What does it mean?
The kakala [3,4] is a metaphor and an analogy about making garlands or kahoa. There is a method and process to making specific garlands for specific occasions. As with the process of making the kakala, we can follow the same thinking when applying the process to monitoring, research, evaluation and co-design.
Teu – conceptualisation
What garland am I going to make and for what purpose? What flowers do I need?
Toli – collation
Where do I get the flowers from? How do I get them?
Tui – weaving
How do I put the garland together? Have I put it together so that it makes sense?
Luva – gifting
How am I going to gift this garland?
Mālie – ‘well done’
How did the recipient feel when receiving this garland?
Did it deliver the feeling that was intended?
Māfana – warmth
Was it useful and did the recipient feel warmth and moved to continue the gifting of the garland and the feeling or usefulness that was generated? What were the impacts and results of the process of all involved in the kakala process?
Can you gather meaningful information from Pacific communities if you use ‘mainstream’ western frameworks and methods?
How will reporting processes give voice to Pacific peoples and protect the knowledge systems of Pacific communities?
Are emerging solutions meaningful, sustainable strategies for Pacific communities to tackle real problems? What is the community trying to find a solution to?
What does it mean?
Talanoa is often expressed as a conversation, but it is more than that. Four protocols need to be fulfilled for rich conversation and honest sharing.
- Faka’apa’apa – respect, humility
- ‘Ofa – love
- Māfana – comfort, warmth
- Mālie - humour, connection
These four protocols, when activated, allow the safety of topics to be raised, the respect for sharing, the love for reciprocity and understanding in the exchange of ideas, the warmth and comfort of no judgment, the malie to laugh and cry in the exchange of stories and emotions.
How will health services seek to listen to understand and act?
What disaggregated data or soft intelligence do we need to understand our ethnic groups’ aspirations and needs in the community?
How do you create opportunities for communities to say what they think and experience and not what they think you want to hear?
What does it mean?
With le vā, relationships are given time and space and are valued so that all involved may benefit.
Relational spaces are prioritised to maintain sacred space, harmony and balance.
Our vā or relationship with others defines us. Le vā is also about how we are within the space; encompassing principles such as reciprocity, respect, and mutual trust.
- Teu le vā – establishing and/or repairing the space/relationship
- Tausi le vā – maintaining and progressing the space/relationship
- Soli le vā – the space that needs work or has been trampled and will have to be addressed
How do we make space for communities to ensure balanced reciprocity of giving and taking?
How do you/your team reflect on the quality of your relationships?
What structures/mechanisms could ensure that health care staff and professionals are ‘on tap’ as resources versus ‘on top’ as deciders?

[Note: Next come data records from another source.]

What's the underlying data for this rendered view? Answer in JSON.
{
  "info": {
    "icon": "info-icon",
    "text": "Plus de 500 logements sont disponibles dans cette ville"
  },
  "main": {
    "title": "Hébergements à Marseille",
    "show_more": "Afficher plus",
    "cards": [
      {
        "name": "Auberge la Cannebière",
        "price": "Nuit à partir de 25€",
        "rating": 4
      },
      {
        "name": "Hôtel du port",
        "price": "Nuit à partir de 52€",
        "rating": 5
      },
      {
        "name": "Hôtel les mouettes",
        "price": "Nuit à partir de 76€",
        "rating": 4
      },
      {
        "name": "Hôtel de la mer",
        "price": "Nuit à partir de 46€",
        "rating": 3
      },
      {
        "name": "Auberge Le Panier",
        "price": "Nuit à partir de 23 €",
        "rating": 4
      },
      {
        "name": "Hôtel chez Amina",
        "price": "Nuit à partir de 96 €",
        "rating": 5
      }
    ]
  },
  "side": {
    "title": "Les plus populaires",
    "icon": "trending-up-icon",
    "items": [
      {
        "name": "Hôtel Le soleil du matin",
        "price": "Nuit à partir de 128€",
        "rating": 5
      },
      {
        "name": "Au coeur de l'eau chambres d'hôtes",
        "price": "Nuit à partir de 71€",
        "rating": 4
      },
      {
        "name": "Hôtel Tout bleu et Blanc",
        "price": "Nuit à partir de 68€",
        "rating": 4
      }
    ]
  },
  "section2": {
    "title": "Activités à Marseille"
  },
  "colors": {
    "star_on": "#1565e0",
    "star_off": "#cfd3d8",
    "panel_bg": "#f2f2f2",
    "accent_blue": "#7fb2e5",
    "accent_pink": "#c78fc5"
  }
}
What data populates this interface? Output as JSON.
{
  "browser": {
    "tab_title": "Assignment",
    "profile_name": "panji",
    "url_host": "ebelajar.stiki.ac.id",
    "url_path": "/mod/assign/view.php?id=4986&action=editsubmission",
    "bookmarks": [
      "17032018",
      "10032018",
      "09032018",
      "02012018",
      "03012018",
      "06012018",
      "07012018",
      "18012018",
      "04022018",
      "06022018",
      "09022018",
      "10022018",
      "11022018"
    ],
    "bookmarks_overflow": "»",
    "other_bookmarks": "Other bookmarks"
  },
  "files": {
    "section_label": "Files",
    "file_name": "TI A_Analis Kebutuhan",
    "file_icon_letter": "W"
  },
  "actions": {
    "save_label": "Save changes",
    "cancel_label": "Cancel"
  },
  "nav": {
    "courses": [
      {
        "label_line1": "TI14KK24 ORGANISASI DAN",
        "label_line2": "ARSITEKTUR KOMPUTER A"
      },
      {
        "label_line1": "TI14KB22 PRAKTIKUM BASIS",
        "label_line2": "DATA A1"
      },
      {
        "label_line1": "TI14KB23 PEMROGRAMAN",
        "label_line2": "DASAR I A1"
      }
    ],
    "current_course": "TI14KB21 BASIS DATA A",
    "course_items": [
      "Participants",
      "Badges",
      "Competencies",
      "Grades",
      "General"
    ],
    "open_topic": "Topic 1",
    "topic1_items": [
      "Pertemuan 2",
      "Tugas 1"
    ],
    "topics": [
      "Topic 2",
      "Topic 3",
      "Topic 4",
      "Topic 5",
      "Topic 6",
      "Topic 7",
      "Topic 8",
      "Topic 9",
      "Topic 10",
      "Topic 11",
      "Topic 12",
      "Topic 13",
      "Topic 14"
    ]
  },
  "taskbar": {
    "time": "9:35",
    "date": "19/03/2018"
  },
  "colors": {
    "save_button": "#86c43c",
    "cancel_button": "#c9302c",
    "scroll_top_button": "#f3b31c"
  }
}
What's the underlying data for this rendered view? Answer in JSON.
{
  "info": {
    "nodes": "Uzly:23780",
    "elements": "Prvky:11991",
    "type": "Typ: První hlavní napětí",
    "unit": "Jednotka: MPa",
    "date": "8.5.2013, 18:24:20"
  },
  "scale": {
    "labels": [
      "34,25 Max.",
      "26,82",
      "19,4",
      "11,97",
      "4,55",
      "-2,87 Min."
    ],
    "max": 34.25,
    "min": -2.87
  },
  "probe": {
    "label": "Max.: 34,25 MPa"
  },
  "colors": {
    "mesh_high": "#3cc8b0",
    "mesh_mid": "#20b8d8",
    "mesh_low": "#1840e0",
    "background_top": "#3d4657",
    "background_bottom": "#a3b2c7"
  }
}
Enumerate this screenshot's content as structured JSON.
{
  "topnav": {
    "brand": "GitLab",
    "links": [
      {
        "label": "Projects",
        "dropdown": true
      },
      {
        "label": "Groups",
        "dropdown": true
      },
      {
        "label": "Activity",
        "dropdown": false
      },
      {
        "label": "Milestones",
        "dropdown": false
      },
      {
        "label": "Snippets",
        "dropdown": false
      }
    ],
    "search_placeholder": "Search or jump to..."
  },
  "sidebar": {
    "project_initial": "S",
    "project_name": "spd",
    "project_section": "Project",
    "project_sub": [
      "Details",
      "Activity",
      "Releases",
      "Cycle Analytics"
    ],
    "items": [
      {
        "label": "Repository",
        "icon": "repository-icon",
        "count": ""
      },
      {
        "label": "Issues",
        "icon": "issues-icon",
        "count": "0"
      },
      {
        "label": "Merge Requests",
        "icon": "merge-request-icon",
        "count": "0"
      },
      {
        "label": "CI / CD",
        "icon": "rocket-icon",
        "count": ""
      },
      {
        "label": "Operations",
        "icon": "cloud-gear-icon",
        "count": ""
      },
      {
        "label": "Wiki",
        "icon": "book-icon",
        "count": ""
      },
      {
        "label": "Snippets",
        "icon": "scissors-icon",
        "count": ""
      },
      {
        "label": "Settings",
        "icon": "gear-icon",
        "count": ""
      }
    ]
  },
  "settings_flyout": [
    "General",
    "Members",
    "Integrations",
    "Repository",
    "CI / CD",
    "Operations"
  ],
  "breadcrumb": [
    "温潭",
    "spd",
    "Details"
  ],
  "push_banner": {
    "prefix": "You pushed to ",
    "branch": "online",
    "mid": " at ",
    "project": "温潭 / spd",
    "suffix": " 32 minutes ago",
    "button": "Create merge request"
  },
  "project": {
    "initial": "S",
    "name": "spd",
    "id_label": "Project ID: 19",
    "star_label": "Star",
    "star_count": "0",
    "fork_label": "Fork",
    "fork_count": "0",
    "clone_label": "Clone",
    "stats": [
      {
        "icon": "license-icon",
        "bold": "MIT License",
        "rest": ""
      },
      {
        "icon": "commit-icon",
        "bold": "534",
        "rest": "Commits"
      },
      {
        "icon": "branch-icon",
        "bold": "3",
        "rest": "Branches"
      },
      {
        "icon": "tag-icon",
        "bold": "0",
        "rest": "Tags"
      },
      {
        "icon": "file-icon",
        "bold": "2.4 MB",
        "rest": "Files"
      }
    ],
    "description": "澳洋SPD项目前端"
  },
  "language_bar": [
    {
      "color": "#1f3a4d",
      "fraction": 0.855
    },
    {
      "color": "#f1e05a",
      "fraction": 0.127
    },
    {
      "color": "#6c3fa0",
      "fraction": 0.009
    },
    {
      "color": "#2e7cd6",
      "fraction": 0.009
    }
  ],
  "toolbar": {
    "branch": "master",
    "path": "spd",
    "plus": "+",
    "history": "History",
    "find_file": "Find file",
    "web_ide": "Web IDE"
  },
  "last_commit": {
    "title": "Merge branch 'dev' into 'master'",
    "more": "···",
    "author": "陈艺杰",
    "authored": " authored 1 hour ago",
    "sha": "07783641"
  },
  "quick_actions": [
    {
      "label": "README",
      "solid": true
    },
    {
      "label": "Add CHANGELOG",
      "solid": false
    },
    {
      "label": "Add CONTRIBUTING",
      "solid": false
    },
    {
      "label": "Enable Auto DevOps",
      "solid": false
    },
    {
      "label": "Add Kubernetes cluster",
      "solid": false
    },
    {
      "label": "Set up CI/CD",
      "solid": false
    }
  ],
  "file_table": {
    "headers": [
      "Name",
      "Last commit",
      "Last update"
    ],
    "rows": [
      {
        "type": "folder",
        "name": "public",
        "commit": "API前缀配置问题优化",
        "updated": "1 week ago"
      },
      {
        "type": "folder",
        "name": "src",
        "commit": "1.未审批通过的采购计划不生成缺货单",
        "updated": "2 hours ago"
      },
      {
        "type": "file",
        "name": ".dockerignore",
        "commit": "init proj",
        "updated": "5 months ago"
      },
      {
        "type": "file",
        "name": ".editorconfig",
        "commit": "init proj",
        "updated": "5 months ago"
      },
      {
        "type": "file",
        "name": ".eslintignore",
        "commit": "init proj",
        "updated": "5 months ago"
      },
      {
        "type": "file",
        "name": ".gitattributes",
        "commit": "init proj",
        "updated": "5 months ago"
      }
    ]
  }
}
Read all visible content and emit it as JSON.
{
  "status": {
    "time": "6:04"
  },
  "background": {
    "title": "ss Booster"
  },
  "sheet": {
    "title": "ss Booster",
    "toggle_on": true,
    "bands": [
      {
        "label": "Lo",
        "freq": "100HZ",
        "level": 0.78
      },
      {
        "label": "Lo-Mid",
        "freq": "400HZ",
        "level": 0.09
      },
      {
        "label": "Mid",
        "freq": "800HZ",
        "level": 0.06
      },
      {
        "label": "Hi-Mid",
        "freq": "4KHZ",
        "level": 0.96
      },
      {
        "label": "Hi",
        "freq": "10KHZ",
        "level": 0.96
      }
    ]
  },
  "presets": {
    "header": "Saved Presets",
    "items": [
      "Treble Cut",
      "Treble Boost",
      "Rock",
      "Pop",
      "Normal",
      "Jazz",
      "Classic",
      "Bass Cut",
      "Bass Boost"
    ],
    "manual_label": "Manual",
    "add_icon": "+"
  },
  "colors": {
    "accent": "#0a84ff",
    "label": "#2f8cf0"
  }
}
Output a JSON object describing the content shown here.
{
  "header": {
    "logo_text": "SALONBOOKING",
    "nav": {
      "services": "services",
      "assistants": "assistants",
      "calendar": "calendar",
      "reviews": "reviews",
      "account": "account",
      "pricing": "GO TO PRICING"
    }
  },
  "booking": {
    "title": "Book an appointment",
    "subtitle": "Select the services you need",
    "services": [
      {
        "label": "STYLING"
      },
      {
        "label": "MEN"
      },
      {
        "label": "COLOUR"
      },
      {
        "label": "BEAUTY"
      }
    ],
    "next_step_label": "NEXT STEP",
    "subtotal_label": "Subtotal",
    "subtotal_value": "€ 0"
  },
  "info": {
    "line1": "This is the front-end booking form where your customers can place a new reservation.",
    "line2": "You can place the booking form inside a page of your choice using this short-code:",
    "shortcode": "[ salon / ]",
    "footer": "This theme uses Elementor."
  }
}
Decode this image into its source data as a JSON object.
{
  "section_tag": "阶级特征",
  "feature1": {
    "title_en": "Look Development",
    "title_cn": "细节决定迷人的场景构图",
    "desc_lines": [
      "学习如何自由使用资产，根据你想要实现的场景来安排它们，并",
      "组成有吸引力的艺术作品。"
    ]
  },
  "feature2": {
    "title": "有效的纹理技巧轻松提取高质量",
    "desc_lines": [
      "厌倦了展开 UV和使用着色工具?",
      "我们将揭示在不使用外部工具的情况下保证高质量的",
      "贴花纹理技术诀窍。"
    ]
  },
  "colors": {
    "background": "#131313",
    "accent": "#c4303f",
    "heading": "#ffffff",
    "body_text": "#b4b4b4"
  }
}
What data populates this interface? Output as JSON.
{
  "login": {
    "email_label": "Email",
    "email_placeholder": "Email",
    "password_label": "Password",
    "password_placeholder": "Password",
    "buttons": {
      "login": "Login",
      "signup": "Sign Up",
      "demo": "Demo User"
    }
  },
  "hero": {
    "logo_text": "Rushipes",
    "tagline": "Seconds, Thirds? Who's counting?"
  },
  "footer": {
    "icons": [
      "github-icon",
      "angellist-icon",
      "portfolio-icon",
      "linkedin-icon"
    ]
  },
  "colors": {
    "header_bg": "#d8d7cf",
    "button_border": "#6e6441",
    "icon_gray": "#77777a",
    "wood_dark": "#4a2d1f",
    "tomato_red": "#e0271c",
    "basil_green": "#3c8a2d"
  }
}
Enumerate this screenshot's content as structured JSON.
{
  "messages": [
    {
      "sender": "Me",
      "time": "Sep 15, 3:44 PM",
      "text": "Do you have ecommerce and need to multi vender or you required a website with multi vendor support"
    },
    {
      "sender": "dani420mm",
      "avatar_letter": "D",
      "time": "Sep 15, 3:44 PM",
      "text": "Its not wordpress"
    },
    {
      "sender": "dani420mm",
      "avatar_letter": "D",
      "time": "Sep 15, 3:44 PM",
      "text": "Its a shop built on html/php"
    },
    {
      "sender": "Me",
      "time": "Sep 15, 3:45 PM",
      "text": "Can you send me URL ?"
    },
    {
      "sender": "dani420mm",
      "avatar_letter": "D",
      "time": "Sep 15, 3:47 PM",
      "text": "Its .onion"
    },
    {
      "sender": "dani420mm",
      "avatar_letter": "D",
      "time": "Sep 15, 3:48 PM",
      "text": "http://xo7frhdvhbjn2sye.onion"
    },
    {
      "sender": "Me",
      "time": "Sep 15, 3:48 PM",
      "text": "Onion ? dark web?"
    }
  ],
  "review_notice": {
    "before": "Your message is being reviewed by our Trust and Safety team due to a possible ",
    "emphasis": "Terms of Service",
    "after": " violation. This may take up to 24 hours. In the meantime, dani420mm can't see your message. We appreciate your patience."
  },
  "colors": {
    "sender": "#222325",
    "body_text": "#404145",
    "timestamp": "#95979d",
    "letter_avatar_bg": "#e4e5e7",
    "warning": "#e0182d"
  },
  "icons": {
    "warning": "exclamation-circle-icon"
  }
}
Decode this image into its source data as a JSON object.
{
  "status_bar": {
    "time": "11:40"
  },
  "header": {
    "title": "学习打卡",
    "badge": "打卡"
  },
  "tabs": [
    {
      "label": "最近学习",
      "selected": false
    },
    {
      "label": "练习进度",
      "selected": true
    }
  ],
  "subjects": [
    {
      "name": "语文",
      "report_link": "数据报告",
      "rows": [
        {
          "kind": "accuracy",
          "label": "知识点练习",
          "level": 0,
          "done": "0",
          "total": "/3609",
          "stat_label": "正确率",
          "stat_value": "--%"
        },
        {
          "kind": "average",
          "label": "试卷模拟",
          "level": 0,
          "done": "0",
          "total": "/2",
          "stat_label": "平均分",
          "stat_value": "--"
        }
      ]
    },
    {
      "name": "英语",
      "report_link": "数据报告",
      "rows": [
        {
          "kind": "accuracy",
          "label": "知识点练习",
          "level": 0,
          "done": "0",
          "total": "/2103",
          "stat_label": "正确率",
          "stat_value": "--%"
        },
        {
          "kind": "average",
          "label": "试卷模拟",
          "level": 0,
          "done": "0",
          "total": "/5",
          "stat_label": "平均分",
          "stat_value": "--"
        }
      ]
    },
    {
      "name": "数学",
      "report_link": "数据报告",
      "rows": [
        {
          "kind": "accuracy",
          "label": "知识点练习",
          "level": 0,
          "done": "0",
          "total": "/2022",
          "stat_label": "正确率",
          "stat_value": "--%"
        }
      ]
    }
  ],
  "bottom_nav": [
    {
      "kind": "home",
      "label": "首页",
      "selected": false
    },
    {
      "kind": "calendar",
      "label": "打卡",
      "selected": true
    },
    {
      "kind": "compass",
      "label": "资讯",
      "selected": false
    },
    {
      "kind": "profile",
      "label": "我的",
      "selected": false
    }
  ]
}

 Tamasese K, Peteru C, Waldegrave C. 1997. Ole Taeao Afua: a qualitative investigation in Samoan perspectives on mental health and culturally appropriate services. Report for the Health Research Council of New Zealand. Wellington: The Family Centre.
 Johansson Fua S. 2014. Kakala Research Framework: A Garland in Celebration of a Decade of Rethinking Education. Of Waves, Winds and Wonderful Things: A Decade of Rethinking Pacific Education. 50–60.
 Vaioleti TM. 2011. Talanoa, manulua and founga ako: Frameworks for using enduring Tongan educational ideas for education in Aotearoa/New Zealand (Unpublished doctoral thesis). University of Waikato, Hamilton, New Zealand.
 Anae M. 2005. Teu le va: ‘New’ directions in thinking about doing Pacific health research in New Zealand. Paper presented at the Centre for Pacific Studies, University of Auckland Pacific Scholars Postgraduate Seminar Series.
 Anae M. 2007. Teu le va: Research that could make a difference to Pasifika schooling in New Zealand. Paper commissioned by the Ministry of Education and presented at the joint NZARE/Ministry of Education symposium ‘Is your research making a difference to Pasifika education?’ in Wellington.